Required work: Copy each line below that contains "price".

Dataset rows describing interfaces:
......

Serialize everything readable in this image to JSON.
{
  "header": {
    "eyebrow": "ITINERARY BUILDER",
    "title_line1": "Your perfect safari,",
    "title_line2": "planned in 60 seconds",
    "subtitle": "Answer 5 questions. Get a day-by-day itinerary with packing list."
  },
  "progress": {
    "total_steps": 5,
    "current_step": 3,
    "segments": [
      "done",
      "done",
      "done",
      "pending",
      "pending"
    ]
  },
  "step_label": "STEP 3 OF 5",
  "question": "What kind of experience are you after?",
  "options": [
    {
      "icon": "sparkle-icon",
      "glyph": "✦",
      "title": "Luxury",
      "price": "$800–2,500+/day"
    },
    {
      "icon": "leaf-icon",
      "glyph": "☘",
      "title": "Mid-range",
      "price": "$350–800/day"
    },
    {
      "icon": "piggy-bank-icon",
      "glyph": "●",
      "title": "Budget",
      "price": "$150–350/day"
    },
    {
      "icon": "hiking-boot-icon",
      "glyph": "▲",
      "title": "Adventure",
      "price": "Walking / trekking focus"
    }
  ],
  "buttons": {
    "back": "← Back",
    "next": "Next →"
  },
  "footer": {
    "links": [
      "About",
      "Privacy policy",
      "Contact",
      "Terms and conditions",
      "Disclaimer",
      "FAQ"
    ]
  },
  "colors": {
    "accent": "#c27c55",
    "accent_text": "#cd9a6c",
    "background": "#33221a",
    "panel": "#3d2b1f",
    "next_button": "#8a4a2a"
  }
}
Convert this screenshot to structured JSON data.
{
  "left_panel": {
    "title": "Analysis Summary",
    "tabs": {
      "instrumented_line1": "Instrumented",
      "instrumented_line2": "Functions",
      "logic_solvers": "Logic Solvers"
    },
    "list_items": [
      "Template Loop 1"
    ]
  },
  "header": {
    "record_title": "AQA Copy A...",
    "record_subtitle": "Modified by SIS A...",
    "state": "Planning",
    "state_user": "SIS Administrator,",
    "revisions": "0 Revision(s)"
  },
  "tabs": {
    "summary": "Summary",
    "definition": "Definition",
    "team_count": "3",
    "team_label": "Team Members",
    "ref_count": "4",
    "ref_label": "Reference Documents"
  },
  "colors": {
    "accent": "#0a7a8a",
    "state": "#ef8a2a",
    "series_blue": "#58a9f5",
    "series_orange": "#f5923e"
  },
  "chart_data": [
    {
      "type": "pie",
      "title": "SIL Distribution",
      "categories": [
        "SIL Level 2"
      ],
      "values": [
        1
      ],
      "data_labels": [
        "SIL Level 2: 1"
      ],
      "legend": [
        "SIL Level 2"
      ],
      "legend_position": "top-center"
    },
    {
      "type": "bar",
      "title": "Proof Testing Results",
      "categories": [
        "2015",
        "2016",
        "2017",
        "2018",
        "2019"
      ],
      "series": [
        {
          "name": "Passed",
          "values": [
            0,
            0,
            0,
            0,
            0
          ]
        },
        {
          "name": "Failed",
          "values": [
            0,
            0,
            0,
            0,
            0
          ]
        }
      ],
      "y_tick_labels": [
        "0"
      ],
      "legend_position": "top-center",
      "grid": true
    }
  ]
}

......

Answer below:
      "price": "$800–2,500+/day"
      "price": "$350–800/day"
      "price": "$150–350/day"
      "price": "Walking / trekking focus"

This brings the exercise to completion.